By studying an Economics PhD, Mahreen gained the skills and knowledge to pursue a career as an academic. Mahreen enjoys how varied and flexible their role is – teaching, research, administrative tasks, and meetings.
What course did you study at Kent? What attracted you to the course?
I studied for a PhD in Economics at Kent. The research portfolio of the department and the scholarship they offered attracted me to the course.
What are you doing now?
I am a Lecturer (Assistant Professor) in Economics at the University of Exeter.
How did studying your PhD prepare you for your current position?
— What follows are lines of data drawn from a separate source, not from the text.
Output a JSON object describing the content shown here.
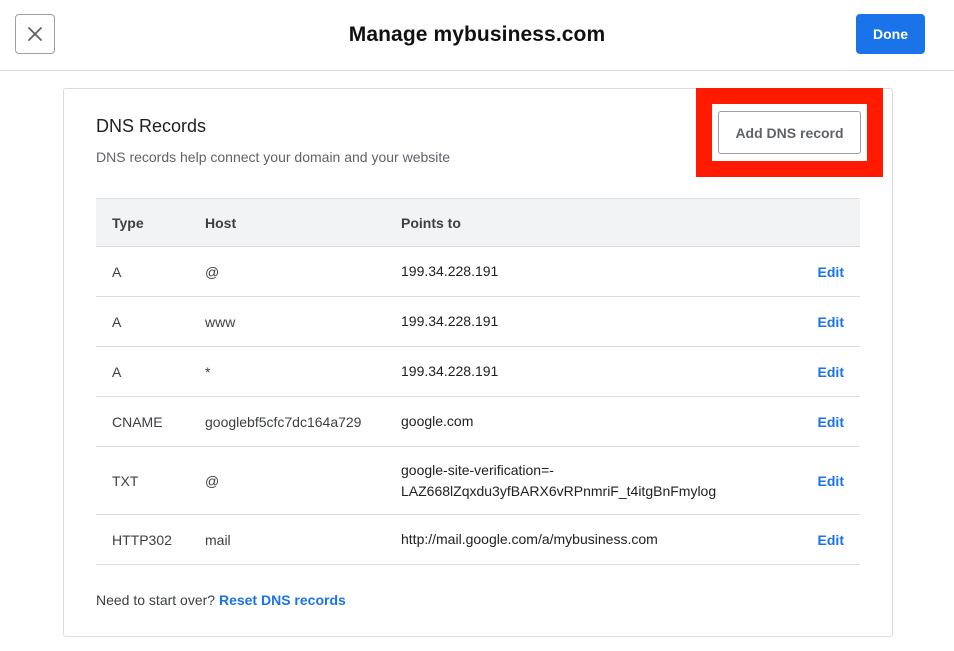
{
  "header": {
    "title": "Manage mybusiness.com",
    "close_icon": "close-icon",
    "done_label": "Done",
    "accent_color": "#1a73e8"
  },
  "dns": {
    "title": "DNS Records",
    "subtitle": "DNS records help connect your domain and your website",
    "add_label": "Add DNS record",
    "highlight_color": "#ff1a00",
    "columns": [
      "Type",
      "Host",
      "Points to",
      ""
    ],
    "rows": [
      {
        "type": "A",
        "host": "@",
        "points_to": "199.34.228.191",
        "action": "Edit"
      },
      {
        "type": "A",
        "host": "www",
        "points_to": "199.34.228.191",
        "action": "Edit"
      },
      {
        "type": "A",
        "host": "*",
        "points_to": "199.34.228.191",
        "action": "Edit"
      },
      {
        "type": "CNAME",
        "host": "googlebf5cfc7dc164a729",
        "points_to": "google.com",
        "action": "Edit"
      },
      {
        "type": "TXT",
        "host": "@",
        "points_to": "google-site-verification=-LAZ668lZqxdu3yfBARX6vRPnmriF_t4itgBnFmylog",
        "action": "Edit"
      },
      {
        "type": "HTTP302",
        "host": "mail",
        "points_to": "http://mail.google.com/a/mybusiness.com",
        "action": "Edit"
      }
    ]
  },
  "footer": {
    "prompt": "Need to start over?",
    "reset_label": "Reset DNS records"
  }
}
It was instrumental in paving the way for a career in academia in two ways. One, I got the opportunity to teach at the undergraduate level which helped me understand how academia works in the UK. Second, I got valuable training in the process of conducting academic research and support for conducting primary data collection.
Could you describe a typical day in your current role?
My role is a combination of teaching, doing research, and fulfilling administrative or citizenship roles within the department. So on any day, I could teach a class, then attend a meeting with co-authors for a research project, write or review some code for analysis, and attend a meeting about the departmental seminar that I help co-organize.
What do you love most about your role?
Being free to choose the topics that I do research on and the flexibility in how, when, and where to work.
What steps did you take to get into your current role? What was the process during/after University?
During my PhD, I focused on building a solid research agenda and presenting it at conferences and seminars. This paved the way for the Postdoctoral research fellowship at the University of Oxford which I did after graduating from the University of Kent. During my postdoc, I continued to invest in my research portfolio and network which enabled me to get the permanent academic post that I am currently doing at the University of Exeter.
What skills did you gain at the University, not just from your course that you use now in your career?
Perseverance. Research is not a linear process and can often be challenging and frustrating, especially in how long it can take. Therefore, it is crucial to keep trying and to not give up.
What advice would you give to somebody thinking of coming to Kent?
Focus on your future but also enjoy the journey. Make sure to seize the opportunity of benefiting from the helpful staff, form a network of peers, and of course, build lifelong friendships.
What’s your best memory of studying at Kent?
The charming city and campus!
Mahreen Mahmud studied a PhD in Economics and graduated in 2016.